There are two types of Governor’s approval when it comes to landed property transactions. One is the approval to transfer part or all of a seller’s interest in the landed property to a third party and the other is the consent to mortgage. The latter is usually required when pledging a property as security for a credit facility.

The Land Use Act prohibits alienation of statutory right of occupancy without the consent of the Governor. It makes it mandatory for the holder of a statutory right of occupancy to seek and obtain the consent of the Governor of the State where the land is situated before alienation or sale of interest in land, otherwise the transaction shall be void. Where the property however is subject to a customary right of occupancy, the consent required is that of the local government where the land is situated.

The purchaser should always endeavor to make sure the vendor signs the application letter for consent, this is because it is the duty of a holder of the right of occupancy to seek consent of the Governor to alienate.

Below are the essential documents needed to obtain a Governor’s Consent in Lagos State and by implications to perfect a title to land:

  • A duly completed application made on Land Form 1C which must be dated and signed by the parties to the transaction and sworn to before a Magistrate or Notary Public.
  • A cover letter from the Solicitor/Applicant filing the application for Governor’s consent.
  • A certified original copy of the Title document of the property.
  • The charting fee, endorsement fee and Form 1C made payable to the Lagos State Government.
  • Four copies of the Deed of Assignment with survey plans attached in each copy.
  • Photograph of the property.
  • A current tax clearance certificate of the parties involved in the property transaction.

All these documents are to be forwarded to the office of the Surveyor General for charting. If there are no defects in the survey plan, a clean report is sent to the Lands Bureau and a demand notice is issued to the applicant for the following fees, which are percentages of the assessed value of the property. The following fees are paid via bank draft in the name of Lagos State Government and for which receipts will be issued to the applicant in furtherance of the process below:

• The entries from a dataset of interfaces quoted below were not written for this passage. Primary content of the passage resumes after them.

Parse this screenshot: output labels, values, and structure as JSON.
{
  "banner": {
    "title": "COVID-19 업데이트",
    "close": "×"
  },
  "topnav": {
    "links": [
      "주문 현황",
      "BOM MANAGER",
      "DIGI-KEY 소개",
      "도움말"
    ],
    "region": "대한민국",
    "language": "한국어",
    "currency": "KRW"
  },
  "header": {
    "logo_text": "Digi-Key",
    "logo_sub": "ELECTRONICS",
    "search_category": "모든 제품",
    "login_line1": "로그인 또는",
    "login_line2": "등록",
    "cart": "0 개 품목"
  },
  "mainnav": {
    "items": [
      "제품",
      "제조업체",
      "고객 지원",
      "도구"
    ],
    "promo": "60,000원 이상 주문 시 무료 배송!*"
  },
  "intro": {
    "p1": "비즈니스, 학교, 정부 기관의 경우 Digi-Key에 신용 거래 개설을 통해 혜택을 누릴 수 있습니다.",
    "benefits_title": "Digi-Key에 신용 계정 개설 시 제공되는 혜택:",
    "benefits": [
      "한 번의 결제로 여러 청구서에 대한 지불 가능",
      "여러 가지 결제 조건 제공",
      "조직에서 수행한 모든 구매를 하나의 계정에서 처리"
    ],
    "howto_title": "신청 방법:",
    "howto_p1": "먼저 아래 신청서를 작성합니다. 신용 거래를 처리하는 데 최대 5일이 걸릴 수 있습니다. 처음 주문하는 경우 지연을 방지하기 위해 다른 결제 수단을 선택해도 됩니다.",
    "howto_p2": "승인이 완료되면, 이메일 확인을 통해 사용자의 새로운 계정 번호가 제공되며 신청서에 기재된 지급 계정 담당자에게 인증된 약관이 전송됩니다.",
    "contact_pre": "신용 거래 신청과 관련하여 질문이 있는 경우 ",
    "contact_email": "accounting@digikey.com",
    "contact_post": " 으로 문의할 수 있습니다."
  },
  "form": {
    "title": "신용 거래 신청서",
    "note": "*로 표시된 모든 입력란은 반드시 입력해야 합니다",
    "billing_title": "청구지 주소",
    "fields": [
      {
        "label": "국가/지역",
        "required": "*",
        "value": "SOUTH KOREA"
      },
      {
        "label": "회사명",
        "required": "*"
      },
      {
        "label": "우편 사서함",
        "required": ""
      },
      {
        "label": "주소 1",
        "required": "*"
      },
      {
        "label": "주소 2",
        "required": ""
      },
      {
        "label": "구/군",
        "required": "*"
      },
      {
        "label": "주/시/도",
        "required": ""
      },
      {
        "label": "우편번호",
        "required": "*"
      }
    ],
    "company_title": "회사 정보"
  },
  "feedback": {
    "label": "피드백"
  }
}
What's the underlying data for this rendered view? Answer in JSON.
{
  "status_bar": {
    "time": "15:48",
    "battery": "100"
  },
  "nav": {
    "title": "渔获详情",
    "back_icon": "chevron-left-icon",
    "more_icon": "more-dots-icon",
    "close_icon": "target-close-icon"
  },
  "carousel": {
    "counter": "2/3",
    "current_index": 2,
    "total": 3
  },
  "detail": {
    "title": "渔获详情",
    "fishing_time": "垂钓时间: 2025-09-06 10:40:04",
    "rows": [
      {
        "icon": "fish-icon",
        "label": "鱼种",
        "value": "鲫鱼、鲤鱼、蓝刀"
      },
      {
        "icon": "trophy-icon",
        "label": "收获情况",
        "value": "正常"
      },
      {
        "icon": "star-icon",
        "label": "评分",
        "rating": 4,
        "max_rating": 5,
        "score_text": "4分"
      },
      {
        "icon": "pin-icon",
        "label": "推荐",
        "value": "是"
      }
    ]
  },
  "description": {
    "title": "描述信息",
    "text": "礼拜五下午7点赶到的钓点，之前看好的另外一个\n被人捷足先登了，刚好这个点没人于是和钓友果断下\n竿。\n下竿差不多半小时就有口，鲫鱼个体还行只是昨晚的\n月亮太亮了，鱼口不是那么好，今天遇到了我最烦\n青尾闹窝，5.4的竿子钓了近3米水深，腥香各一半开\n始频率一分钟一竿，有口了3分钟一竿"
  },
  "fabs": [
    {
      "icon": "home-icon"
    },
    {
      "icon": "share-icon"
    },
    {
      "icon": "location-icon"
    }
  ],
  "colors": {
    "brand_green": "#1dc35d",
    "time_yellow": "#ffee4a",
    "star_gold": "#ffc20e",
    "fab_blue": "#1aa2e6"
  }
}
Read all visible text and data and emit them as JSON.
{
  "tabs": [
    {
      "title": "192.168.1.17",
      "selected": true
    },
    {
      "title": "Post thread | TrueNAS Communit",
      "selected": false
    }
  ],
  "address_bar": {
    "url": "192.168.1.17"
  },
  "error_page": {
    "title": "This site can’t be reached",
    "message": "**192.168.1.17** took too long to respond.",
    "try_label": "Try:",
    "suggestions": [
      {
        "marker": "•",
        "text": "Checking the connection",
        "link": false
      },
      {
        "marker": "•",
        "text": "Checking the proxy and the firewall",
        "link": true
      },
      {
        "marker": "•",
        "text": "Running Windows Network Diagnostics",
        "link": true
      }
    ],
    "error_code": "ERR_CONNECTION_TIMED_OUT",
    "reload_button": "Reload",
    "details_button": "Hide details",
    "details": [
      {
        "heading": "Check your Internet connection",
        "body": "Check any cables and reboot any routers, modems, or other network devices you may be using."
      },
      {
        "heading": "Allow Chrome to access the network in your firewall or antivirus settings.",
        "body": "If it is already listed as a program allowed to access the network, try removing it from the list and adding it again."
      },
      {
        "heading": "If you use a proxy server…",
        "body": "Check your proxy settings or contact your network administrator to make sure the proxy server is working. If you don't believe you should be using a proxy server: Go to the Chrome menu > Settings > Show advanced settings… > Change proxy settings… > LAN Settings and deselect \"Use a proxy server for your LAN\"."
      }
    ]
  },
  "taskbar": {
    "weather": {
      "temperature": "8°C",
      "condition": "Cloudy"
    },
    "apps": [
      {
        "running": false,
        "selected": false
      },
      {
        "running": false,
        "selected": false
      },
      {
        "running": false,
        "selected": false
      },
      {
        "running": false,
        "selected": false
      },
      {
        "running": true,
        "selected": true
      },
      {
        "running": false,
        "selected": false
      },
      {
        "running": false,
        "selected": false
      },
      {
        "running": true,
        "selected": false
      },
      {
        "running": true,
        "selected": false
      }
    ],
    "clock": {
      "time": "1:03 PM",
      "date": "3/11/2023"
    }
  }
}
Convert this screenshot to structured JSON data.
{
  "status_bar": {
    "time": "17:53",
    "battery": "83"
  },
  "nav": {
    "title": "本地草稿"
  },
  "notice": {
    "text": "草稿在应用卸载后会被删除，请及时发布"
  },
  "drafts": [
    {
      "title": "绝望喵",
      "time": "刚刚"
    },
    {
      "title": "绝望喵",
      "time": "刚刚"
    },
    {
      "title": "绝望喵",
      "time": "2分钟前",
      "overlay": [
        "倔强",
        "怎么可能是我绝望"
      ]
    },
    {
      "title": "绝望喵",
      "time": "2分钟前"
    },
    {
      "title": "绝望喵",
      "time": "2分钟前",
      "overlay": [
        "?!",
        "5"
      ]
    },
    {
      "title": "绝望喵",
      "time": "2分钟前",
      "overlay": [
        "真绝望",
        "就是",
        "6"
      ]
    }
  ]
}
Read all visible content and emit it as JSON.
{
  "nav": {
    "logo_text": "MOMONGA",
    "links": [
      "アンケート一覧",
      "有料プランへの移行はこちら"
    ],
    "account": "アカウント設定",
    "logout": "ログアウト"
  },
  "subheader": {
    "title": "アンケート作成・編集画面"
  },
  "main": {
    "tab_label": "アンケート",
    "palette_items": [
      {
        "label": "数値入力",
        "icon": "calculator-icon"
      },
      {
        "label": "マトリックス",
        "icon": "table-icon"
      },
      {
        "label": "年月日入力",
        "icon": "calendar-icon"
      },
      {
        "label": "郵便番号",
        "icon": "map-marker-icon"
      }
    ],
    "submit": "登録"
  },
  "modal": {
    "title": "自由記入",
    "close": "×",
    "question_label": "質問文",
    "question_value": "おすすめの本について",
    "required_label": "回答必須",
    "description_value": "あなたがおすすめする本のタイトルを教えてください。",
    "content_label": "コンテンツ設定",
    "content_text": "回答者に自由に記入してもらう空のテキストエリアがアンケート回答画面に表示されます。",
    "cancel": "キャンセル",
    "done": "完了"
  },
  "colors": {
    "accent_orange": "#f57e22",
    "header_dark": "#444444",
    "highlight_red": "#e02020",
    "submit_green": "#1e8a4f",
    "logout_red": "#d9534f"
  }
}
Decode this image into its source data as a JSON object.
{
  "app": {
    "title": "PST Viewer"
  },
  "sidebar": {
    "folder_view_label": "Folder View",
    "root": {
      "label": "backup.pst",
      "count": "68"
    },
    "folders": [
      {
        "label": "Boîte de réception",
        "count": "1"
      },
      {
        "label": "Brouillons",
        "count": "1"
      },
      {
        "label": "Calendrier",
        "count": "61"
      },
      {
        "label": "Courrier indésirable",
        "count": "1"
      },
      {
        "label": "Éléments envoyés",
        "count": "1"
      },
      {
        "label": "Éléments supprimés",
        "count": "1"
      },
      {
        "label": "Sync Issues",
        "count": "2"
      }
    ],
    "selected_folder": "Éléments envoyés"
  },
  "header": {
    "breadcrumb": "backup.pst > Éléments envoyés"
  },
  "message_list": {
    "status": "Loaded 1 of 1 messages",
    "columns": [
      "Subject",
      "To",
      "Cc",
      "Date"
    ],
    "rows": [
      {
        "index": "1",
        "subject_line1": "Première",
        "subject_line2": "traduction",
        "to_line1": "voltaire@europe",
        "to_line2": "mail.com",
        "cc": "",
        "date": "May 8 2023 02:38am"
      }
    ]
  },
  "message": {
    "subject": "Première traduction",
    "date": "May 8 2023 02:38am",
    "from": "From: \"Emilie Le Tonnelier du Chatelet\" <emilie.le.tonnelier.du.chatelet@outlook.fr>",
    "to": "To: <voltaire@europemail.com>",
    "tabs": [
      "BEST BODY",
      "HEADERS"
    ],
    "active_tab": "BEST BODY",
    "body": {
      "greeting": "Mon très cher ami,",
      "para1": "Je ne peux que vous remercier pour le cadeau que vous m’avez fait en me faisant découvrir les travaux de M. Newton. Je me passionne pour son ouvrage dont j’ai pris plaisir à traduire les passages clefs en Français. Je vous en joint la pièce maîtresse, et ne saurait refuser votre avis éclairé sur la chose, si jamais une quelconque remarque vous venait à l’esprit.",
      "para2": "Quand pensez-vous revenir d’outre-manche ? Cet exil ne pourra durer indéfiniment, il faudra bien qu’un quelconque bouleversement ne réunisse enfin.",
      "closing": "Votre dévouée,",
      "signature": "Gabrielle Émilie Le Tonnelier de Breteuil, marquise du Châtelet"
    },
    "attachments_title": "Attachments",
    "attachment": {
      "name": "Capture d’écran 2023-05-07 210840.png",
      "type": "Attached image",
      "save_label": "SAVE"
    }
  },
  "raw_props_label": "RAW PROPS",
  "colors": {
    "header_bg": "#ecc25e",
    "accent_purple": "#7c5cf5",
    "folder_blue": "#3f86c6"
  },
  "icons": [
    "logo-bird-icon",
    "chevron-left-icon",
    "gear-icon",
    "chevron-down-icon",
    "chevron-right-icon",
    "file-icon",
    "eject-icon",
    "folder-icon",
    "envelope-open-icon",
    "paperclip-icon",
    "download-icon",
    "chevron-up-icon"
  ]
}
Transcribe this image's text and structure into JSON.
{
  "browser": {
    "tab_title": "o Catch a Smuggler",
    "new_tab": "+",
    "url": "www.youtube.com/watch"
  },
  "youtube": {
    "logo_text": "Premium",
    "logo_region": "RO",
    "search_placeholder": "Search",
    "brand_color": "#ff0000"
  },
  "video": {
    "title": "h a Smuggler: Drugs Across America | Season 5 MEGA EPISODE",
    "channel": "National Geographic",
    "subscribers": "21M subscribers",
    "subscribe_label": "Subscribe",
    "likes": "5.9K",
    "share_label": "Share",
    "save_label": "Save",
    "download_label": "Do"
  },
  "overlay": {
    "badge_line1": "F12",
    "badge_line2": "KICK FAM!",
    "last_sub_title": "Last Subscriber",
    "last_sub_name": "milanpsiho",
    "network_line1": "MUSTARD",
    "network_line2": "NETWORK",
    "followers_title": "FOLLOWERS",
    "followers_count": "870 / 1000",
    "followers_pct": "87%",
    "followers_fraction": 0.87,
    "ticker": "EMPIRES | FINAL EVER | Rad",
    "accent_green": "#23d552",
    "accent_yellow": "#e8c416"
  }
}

  • Consent fees of 1.5%
  • Capital Gains Tax of 0.5%
  • Stamp Duty of 0.5%
  • Registration fees of 0.5%

Currently, the entire process of getting approval and perfecting a title in Lagos State takes at least three months to conclude if all assessment and required fees are paid as quickly as possible and there are no queries or defects in the file/documents of the applicant. However, the State Government has a set target period of 30days.

Listed below are the steps an applicant will need to take in perfecting a land title in Lagos State:

1.   Application & accompanying documents are to be received at the Land Bureau from the Applicant.

2.  Application is uniquely referenced for identification purpose at the Lands Bureau.

3.  Investigation of the status of the land through charting will be done at the office of the Surveyor General.

4.  Assessment of Property to determine applicable fees by officials of the Lands Bureau.

5.   Issuance of Demand Notices at the Accounts Office at the Lands Bureau.

6.  Applicant pays and forwards treasury receipts of payment of fees to the Accounts Department.

7.  Approval & endorsement of documents by the Governor or Commissioner.

8.   Stamping of documents at the Lands Bureau.

9.    Registration of documents at the Lands Registry.

10.    Collection of all registered documents by the applicant at the Lands Bureau.

Registration or perfection of title is done in order to avoid fraud and problems arising from the suppression or omission of instruments when title is deduced, in case of subsequent transactions it would show a registered interest in the said property. 

While registration does not cure any defects to title to property, it is important to register such documents as they are documents affecting land in which one party confers, transfers, limits, charges or extinguishes in favour of another party a right or title to or interest in land.

Documents transferring title to land are registerable instruments and failure to so register them would render them inadmissible in court.


By Real Estate Law Team at Resolution Law Firm